PROBLEM TO WORK ON: Give back all of the data exactly as written.

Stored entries
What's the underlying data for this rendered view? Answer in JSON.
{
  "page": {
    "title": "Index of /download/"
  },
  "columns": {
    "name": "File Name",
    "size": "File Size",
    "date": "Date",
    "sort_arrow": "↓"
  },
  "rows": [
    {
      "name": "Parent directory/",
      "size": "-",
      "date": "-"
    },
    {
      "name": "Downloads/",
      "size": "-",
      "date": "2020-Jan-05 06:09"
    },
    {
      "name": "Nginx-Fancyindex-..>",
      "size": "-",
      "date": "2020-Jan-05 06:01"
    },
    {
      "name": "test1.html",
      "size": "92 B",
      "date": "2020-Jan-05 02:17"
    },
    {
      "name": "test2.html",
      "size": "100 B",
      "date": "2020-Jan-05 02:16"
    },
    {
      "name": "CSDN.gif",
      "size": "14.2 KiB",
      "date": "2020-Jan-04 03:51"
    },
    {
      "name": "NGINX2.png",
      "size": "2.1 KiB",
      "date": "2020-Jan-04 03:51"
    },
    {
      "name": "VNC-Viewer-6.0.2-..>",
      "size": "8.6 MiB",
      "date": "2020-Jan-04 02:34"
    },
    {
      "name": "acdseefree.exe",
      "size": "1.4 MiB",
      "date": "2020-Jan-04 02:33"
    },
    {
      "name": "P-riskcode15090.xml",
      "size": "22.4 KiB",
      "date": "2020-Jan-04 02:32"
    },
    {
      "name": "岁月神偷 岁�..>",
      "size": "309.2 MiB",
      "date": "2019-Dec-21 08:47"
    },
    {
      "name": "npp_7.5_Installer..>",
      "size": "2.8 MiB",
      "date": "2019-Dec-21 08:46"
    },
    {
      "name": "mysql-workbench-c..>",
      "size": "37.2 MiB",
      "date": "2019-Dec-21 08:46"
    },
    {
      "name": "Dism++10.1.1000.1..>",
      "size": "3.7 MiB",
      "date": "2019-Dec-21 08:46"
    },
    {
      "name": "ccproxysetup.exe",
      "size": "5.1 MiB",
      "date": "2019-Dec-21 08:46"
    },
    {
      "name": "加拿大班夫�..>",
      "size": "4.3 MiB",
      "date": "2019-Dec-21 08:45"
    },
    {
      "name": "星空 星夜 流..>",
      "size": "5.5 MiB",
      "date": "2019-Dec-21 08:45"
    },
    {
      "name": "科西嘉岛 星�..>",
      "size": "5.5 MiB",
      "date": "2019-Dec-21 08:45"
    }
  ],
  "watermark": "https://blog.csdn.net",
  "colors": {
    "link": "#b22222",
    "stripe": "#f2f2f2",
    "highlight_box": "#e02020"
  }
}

OUTPUT OF THE TASK:
What's the underlying data for this rendered view? Answer in JSON.
{
  "page": {
    "title": "Index of /download/"
  },
  "columns": {
    "name": "File Name",
    "size": "File Size",
    "date": "Date",
    "sort_arrow": "↓"
  },
  "rows": [
    {
      "name": "Parent directory/",
      "size": "-",
      "date": "-"
    },
    {
      "name": "Downloads/",
      "size": "-",
      "date": "2020-Jan-05 06:09"
    },
    {
      "name": "Nginx-Fancyindex-..>",
      "size": "-",
      "date": "2020-Jan-05 06:01"
    },
    {
      "name": "test1.html",
      "size": "92 B",
      "date": "2020-Jan-05 02:17"
    },
    {
      "name": "test2.html",
      "size": "100 B",
      "date": "2020-Jan-05 02:16"
    },
    {
      "name": "CSDN.gif",
      "size": "14.2 KiB",
      "date": "2020-Jan-04 03:51"
    },
    {
      "name": "NGINX2.png",
      "size": "2.1 KiB",
      "date": "2020-Jan-04 03:51"
    },
    {
      "name": "VNC-Viewer-6.0.2-..>",
      "size": "8.6 MiB",
      "date": "2020-Jan-04 02:34"
    },
    {
      "name": "acdseefree.exe",
      "size": "1.4 MiB",
      "date": "2020-Jan-04 02:33"
    },
    {
      "name": "P-riskcode15090.xml",
      "size": "22.4 KiB",
      "date": "2020-Jan-04 02:32"
    },
    {
      "name": "岁月神偷 岁�..>",
      "size": "309.2 MiB",
      "date": "2019-Dec-21 08:47"
    },
    {
      "name": "npp_7.5_Installer..>",
      "size": "2.8 MiB",
      "date": "2019-Dec-21 08:46"
    },
    {
      "name": "mysql-workbench-c..>",
      "size": "37.2 MiB",
      "date": "2019-Dec-21 08:46"
    },
    {
      "name": "Dism++10.1.1000.1..>",
      "size": "3.7 MiB",
      "date": "2019-Dec-21 08:46"
    },
    {
      "name": "ccproxysetup.exe",
      "size": "5.1 MiB",
      "date": "2019-Dec-21 08:46"
    },
    {
      "name": "加拿大班夫�..>",
      "size": "4.3 MiB",
      "date": "2019-Dec-21 08:45"
    },
    {
      "name": "星空 星夜 流..>",
      "size": "5.5 MiB",
      "date": "2019-Dec-21 08:45"
    },
    {
      "name": "科西嘉岛 星�..>",
      "size": "5.5 MiB",
      "date": "2019-Dec-21 08:45"
    }
  ],
  "watermark": "https://blog.csdn.net",
  "colors": {
    "link": "#b22222",
    "stripe": "#f2f2f2",
    "highlight_box": "#e02020"
  }
}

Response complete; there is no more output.